In evaluation it is always important to ensure not just that the facts are reported correctly, but that the key messages are also accurate.
A while back we posted a little gem to illustrate this point, all about the dangers of a lethal compound known as dihydrogen monoxide. You may recall that this colorless,
Read the whole post –> The Friday Funny: New Age terrorists develop homeopathic bomb
A spot of evaluation humor (in the form of a cartoon) to follow up on recent posts about media misreporting of evaluation concepts and findings …
Read the whole post –> The Friday Funny: Media representation of results …
Most lay people can grasp the difference between grading/rating and ranking, so what’s wrong with the media? Following on from Patricia Rogers’ recent posts about the misreporting of evaluation findings, this post looks at an example from the New Zealand media (reporting on the new National Standards for literacy and numeracy) of leading the public astray with a complete lack of understanding of this very fundamental evaluation concept. Jane also ponders the reasons why the mainstream media in particular gets this kind of thing wrong so often …
Read the whole post –> The media and evaluation reporting – clueless or unscrupulous?
Part of the concern with the report we discussed yesterday (which tracked changes in school milk purchases only without any data on calorie intake or obesity) was in how easily carefully phrased conclusions could be paraphrased as bold statements that went way beyond the data.
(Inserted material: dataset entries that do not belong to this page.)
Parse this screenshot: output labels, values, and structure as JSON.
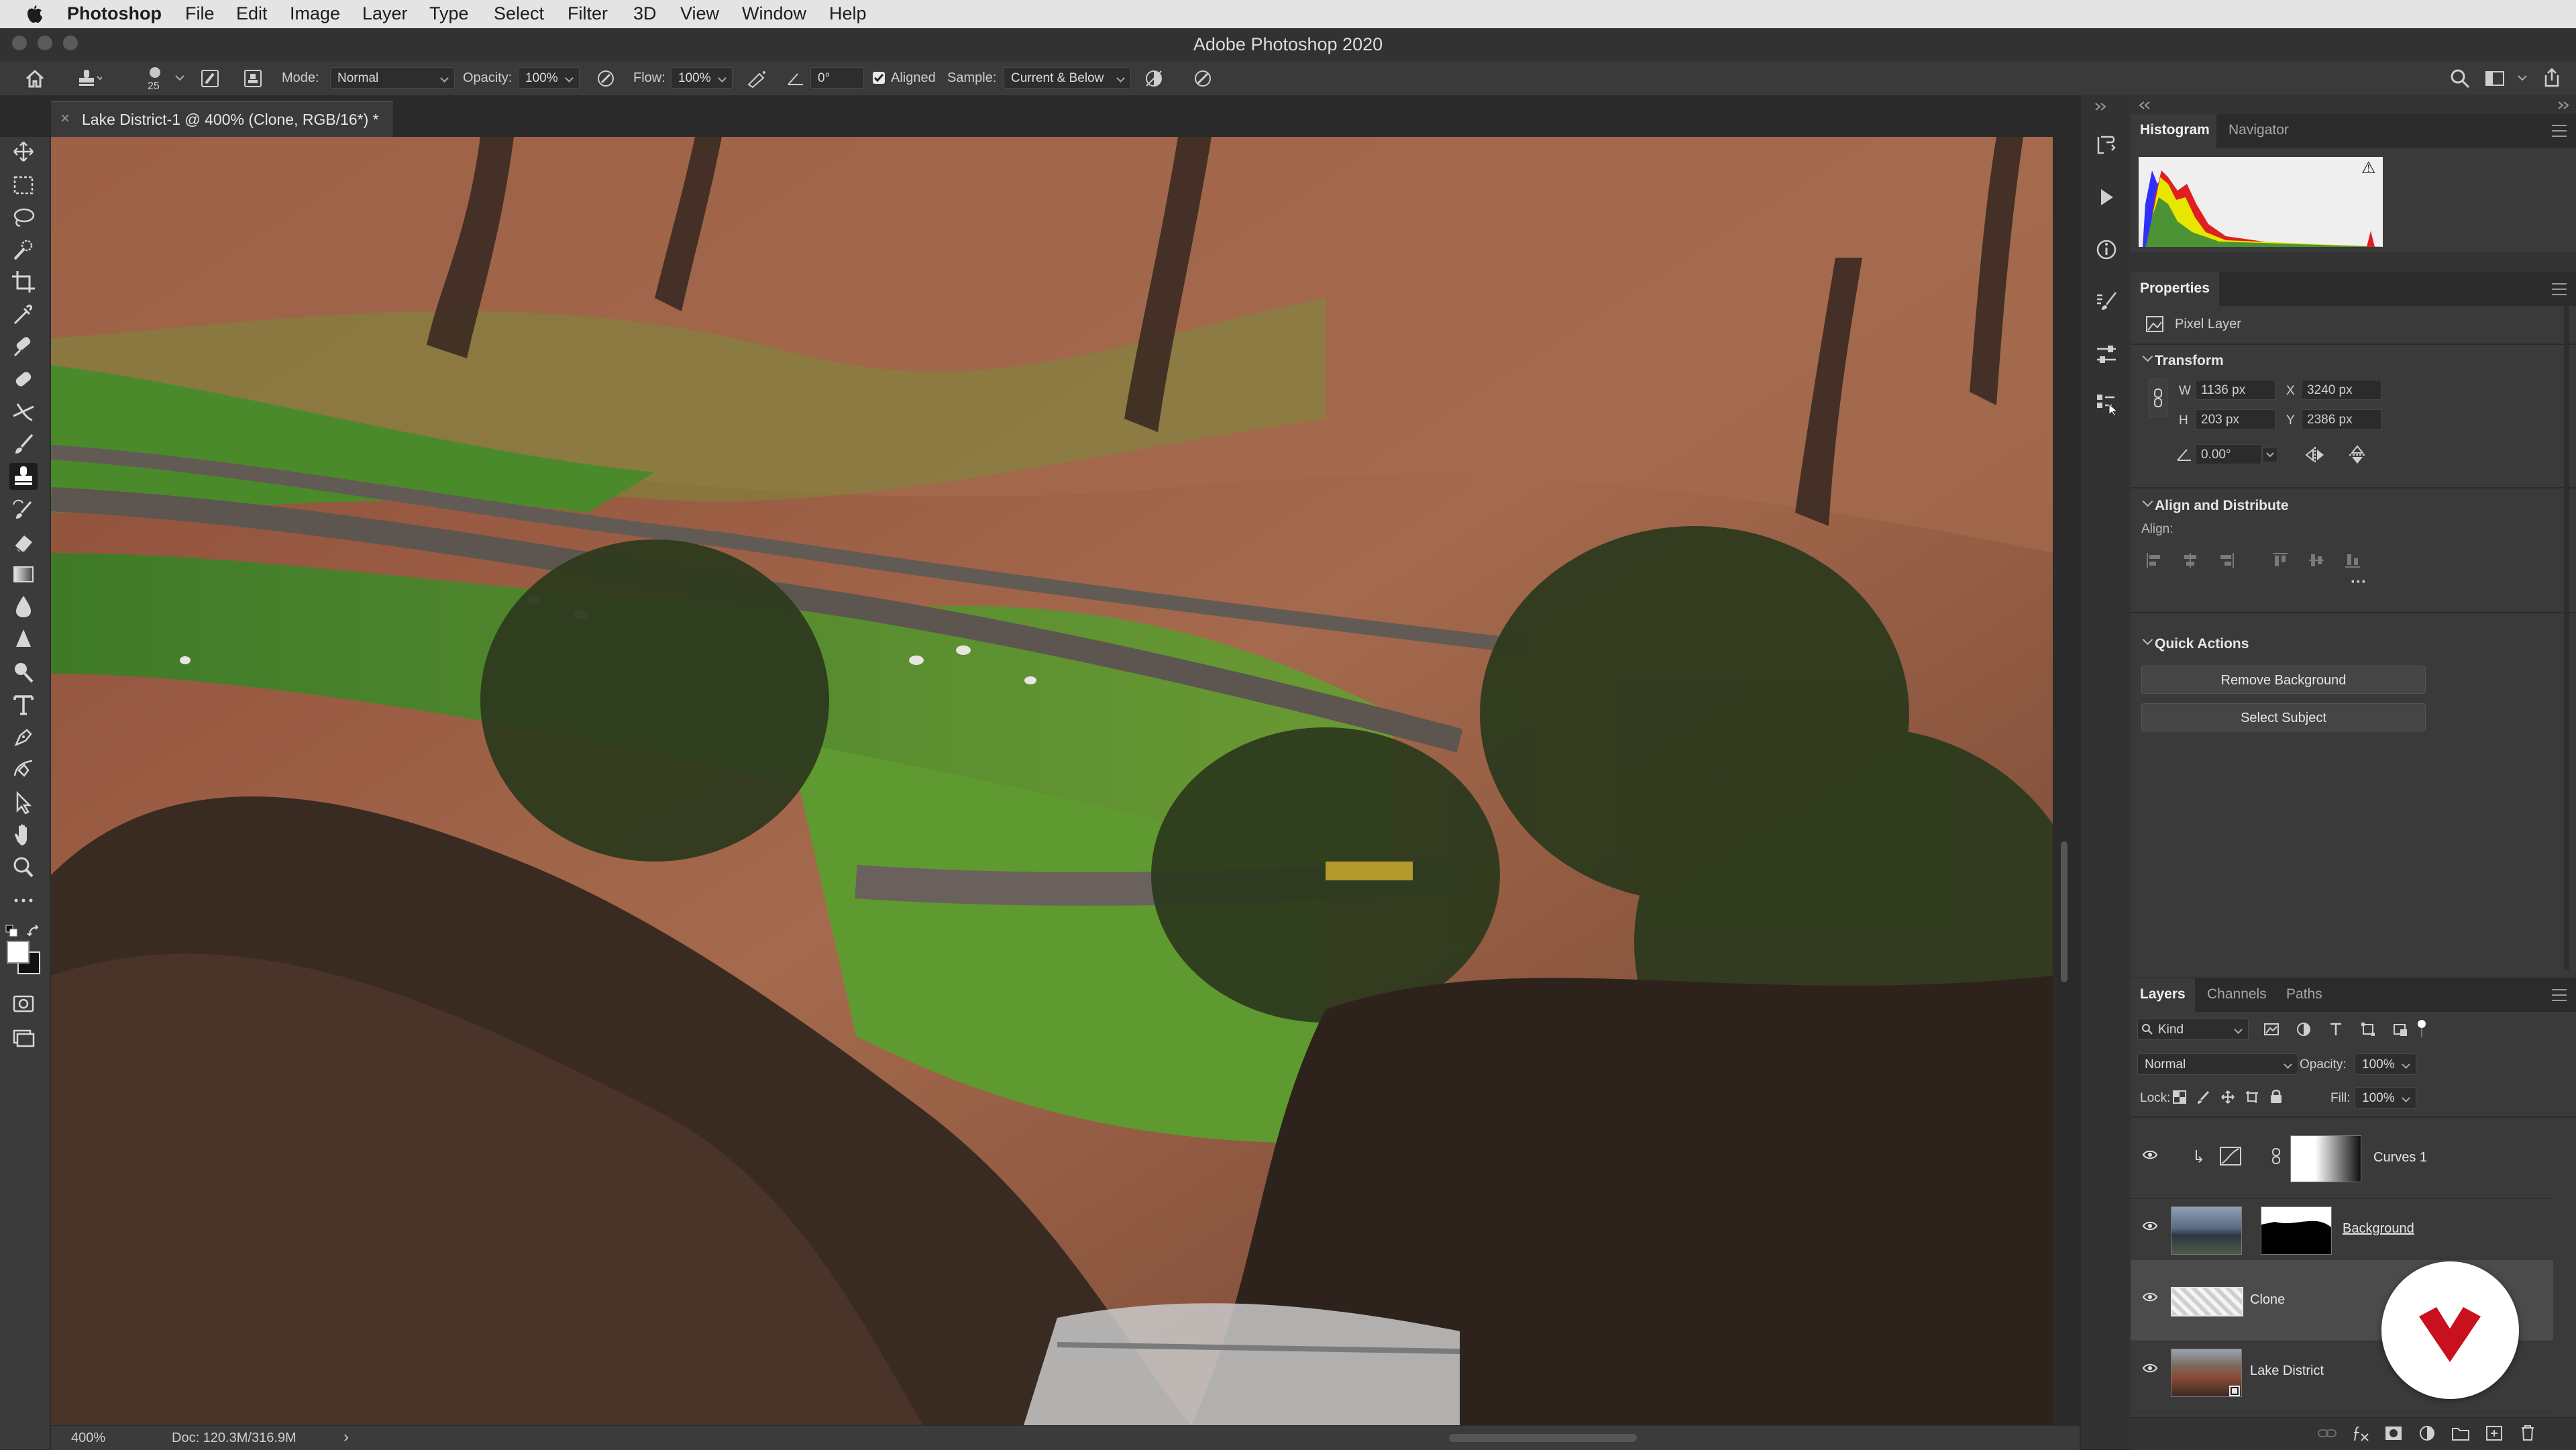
{
  "menubar": {
    "app_name": "Photoshop",
    "items": [
      "File",
      "Edit",
      "Image",
      "Layer",
      "Type",
      "Select",
      "Filter",
      "3D",
      "View",
      "Window",
      "Help"
    ]
  },
  "window": {
    "title": "Adobe Photoshop 2020"
  },
  "options": {
    "brush_size": "25",
    "mode_label": "Mode:",
    "mode_value": "Normal",
    "opacity_label": "Opacity:",
    "opacity_value": "100%",
    "flow_label": "Flow:",
    "flow_value": "100%",
    "angle_value": "0°",
    "aligned_label": "Aligned",
    "aligned_checked": true,
    "sample_label": "Sample:",
    "sample_value": "Current & Below"
  },
  "document": {
    "tab_title": "Lake District-1 @ 400% (Clone, RGB/16*) *",
    "tab_close": "×"
  },
  "status": {
    "zoom": "400%",
    "doc_size": "Doc: 120.3M/316.9M",
    "arrow": "›"
  },
  "panels": {
    "histogram_tab": "Histogram",
    "navigator_tab": "Navigator",
    "histogram_warning": "⚠",
    "properties_tab": "Properties",
    "layer_type": "Pixel Layer",
    "transform": {
      "title": "Transform",
      "w_label": "W",
      "w_value": "1136 px",
      "h_label": "H",
      "h_value": "203 px",
      "x_label": "X",
      "x_value": "3240 px",
      "y_label": "Y",
      "y_value": "2386 px",
      "angle_value": "0.00°"
    },
    "align": {
      "title": "Align and Distribute",
      "label": "Align:",
      "more": "···"
    },
    "quick_actions": {
      "title": "Quick Actions",
      "remove_background": "Remove Background",
      "select_subject": "Select Subject"
    }
  },
  "layers_panel": {
    "tabs": [
      "Layers",
      "Channels",
      "Paths"
    ],
    "filter_kind": "Kind",
    "blend_mode": "Normal",
    "opacity_label": "Opacity:",
    "opacity_value": "100%",
    "lock_label": "Lock:",
    "fill_label": "Fill:",
    "fill_value": "100%",
    "layers": [
      {
        "name": "Curves 1"
      },
      {
        "name": "Background"
      },
      {
        "name": "Clone"
      },
      {
        "name": "Lake District"
      }
    ]
  },
  "colors": {
    "ui_dark": "#262626",
    "panel": "#333333",
    "selected_layer": "#4b4b4b",
    "logo_red": "#c8101e"
  }
}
The original report provided by the researchers was quite
Read the whole post –> Misreporting evaluation findings – Example 1